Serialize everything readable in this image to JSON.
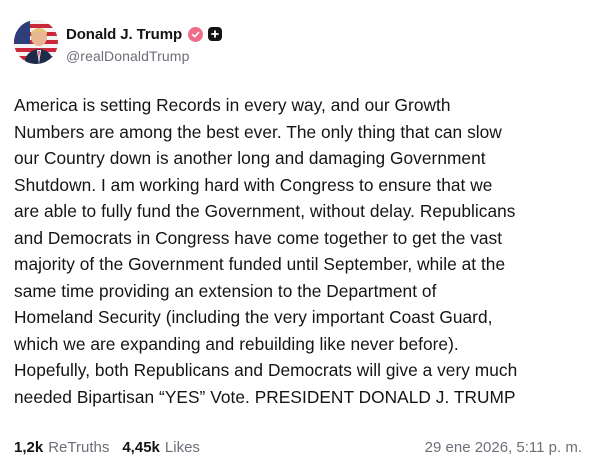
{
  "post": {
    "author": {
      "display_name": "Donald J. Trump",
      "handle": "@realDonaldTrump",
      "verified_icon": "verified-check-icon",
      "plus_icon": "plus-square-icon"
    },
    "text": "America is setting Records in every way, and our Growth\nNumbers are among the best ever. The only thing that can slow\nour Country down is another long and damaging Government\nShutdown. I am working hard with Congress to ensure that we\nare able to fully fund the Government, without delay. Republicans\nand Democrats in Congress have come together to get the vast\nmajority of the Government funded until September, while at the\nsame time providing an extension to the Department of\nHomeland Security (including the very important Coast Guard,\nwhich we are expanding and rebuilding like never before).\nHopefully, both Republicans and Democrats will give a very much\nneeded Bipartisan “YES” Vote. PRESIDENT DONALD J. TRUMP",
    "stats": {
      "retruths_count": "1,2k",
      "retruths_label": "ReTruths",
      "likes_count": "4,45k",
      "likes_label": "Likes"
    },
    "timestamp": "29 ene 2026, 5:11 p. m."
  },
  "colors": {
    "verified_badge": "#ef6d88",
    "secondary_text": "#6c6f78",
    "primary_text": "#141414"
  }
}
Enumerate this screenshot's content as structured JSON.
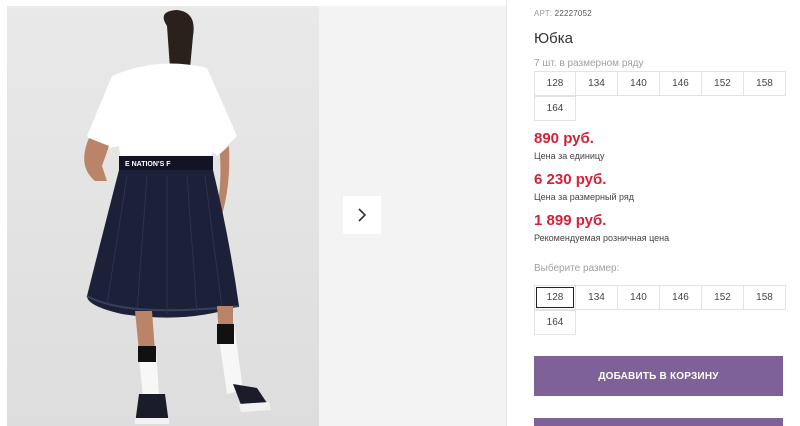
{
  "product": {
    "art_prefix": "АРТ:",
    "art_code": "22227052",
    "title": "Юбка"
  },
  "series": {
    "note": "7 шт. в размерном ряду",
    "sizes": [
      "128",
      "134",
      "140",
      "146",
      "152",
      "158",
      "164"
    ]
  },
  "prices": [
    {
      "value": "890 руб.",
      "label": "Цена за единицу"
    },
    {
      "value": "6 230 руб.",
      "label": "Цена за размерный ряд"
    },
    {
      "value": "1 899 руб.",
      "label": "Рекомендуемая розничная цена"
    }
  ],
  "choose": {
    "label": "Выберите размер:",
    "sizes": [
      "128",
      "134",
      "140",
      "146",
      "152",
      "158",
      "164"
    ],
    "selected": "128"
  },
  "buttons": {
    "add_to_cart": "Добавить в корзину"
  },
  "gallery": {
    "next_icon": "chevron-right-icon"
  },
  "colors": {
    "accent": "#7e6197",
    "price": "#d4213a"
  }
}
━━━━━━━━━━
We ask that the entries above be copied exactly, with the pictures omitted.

▸ Written answer
Serialize everything readable in this image to JSON.
{
  "post": {
    "author": {
      "display_name": "Donald J. Trump",
      "handle": "@realDonaldTrump",
      "verified_icon": "verified-check-icon",
      "plus_icon": "plus-square-icon"
    },
    "text": "America is setting Records in every way, and our Growth\nNumbers are among the best ever. The only thing that can slow\nour Country down is another long and damaging Government\nShutdown. I am working hard with Congress to ensure that we\nare able to fully fund the Government, without delay. Republicans\nand Democrats in Congress have come together to get the vast\nmajority of the Government funded until September, while at the\nsame time providing an extension to the Department of\nHomeland Security (including the very important Coast Guard,\nwhich we are expanding and rebuilding like never before).\nHopefully, both Republicans and Democrats will give a very much\nneeded Bipartisan “YES” Vote. PRESIDENT DONALD J. TRUMP",
    "stats": {
      "retruths_count": "1,2k",
      "retruths_label": "ReTruths",
      "likes_count": "4,45k",
      "likes_label": "Likes"
    },
    "timestamp": "29 ene 2026, 5:11 p. m."
  },
  "colors": {
    "verified_badge": "#ef6d88",
    "secondary_text": "#6c6f78",
    "primary_text": "#141414"
  }
}
Enumerate this screenshot's content as structured JSON.
{
  "product": {
    "art_prefix": "АРТ:",
    "art_code": "22227052",
    "title": "Юбка"
  },
  "series": {
    "note": "7 шт. в размерном ряду",
    "sizes": [
      "128",
      "134",
      "140",
      "146",
      "152",
      "158",
      "164"
    ]
  },
  "prices": [
    {
      "value": "890 руб.",
      "label": "Цена за единицу"
    },
    {
      "value": "6 230 руб.",
      "label": "Цена за размерный ряд"
    },
    {
      "value": "1 899 руб.",
      "label": "Рекомендуемая розничная цена"
    }
  ],
  "choose": {
    "label": "Выберите размер:",
    "sizes": [
      "128",
      "134",
      "140",
      "146",
      "152",
      "158",
      "164"
    ],
    "selected": "128"
  },
  "buttons": {
    "add_to_cart": "Добавить в корзину"
  },
  "gallery": {
    "next_icon": "chevron-right-icon"
  },
  "colors": {
    "accent": "#7e6197",
    "price": "#d4213a"
  }
}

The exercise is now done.